“It’s our goal to have yellow in Paris, but with our performance and the way of racing we’ve showed as a team we actually deserve it right now. I’m really happy and proud to be wearing the yellow jersey,” a relaxed Roglič told the media on the first rest day of the Tour. 

“There are still some stages to come in front of us. With all the guys we’re super motivated for the days to come but it’s still just the start of the Tour. More things will happen, especially with the start of this week and then we’ll finalise the whole picture in the third week after the time trial at La Planche des Belles Filles,” Roglič said.

The 36km time trial on stage 20 is still almost a fortnight away and almost every stage between now and the final individual test is a possible day for the GC contenders. And as Roglič knows, the race can change in the blink of an eye. 

The Jumbo-Visma leader crashed while leading the Critérium du Dauphiné last month and was forced to abandon the next day. The injuries from his fall almost took him out of the Tour even before the race began, with the Slovenian admitting that he only made the final call to head to Nice a few days before the Grand Départ.

“The crash in the Dauphiné wasn’t the way that I planned things coming into the Tour because I had a lot of pain. After a few days it’s normally okay but I had to make a last-minute decision, last Tuesday, that I would go to the Tour. I was then confident entering the Tour, that, sure with some luck, I could come through the first few days, but it’s getting better and everything has gone perfectly,” Roglič said.

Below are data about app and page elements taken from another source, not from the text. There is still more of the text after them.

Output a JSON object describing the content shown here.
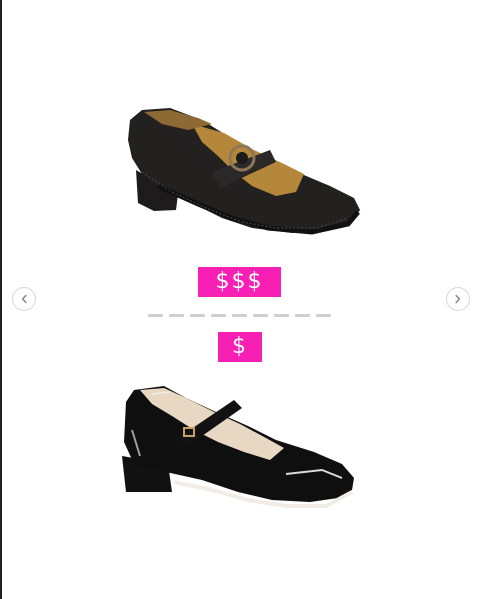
{
  "left_product": {
    "price_level": "$$$",
    "image_icon": "suede-mary-jane-heel-image"
  },
  "right_product": {
    "price_level": "$",
    "image_icon": "patent-mary-jane-block-heel-image"
  },
  "carousel": {
    "prev_icon": "chevron-left-icon",
    "next_icon": "chevron-right-icon",
    "indicator_count": 9
  },
  "colors": {
    "price_badge_bg": "#f71fb4",
    "price_badge_text": "#ffffff",
    "nav_border": "#d8d8d8",
    "indicator": "#cfcfcf",
    "frame_border": "#1f1f1f"
  }
}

Jumbo-Visma have been the dominant team in this year’s race, even after Tom Dumoulin sacrificed his chances for Roglič’s cause, and the race leader was at pains to stress that a Tour win was a collective effort. At the same time, Pogačar’s performances in the Pyrenees showed that this race is far from over, and while rivals have dropped out of contention, there are still plenty of threats facing Jumbo-Visma. 

“As a team we talked about our roles from the winter onwards and we all want to do our part in achieving the yellow jersey. It’s not just on me or Tom, or the other guys or the coaches,” Roglič continued.

“For sure we’ll do our best to defend the yellow jersey but the main thing is about focus, concentration, staying healthy and doing our work. The most important thing is to focus on tasks each day, maybe it will be a bigger challenge now that we have the jersey.”

After losing time in the crosswinds on stage 7, Pogačar’s GC charge is looming large on the horizon. He was the strongest climber in the Pyrenees and has dragged himself back into contention. Roglič had the better of his compatriot during last year’s Vuelta a España but a year on from that encounter this could be a much closer affair.

“In the Pyrenees he was one of the strongest guys. When he went alone no one could really follow him and then on the second day that he won he was also really strong," Roglič said about is fellow countryman Pogačar. 

"For me it’s still beautiful to see two guys from Slovenia riding their bikes hard here in France. It’s crazy to have a nation of two million people and then the two best riders in the world. He’s a super nice guy but that doesn’t mean we say ‘today you win, today I win.’ There’s just big respect.”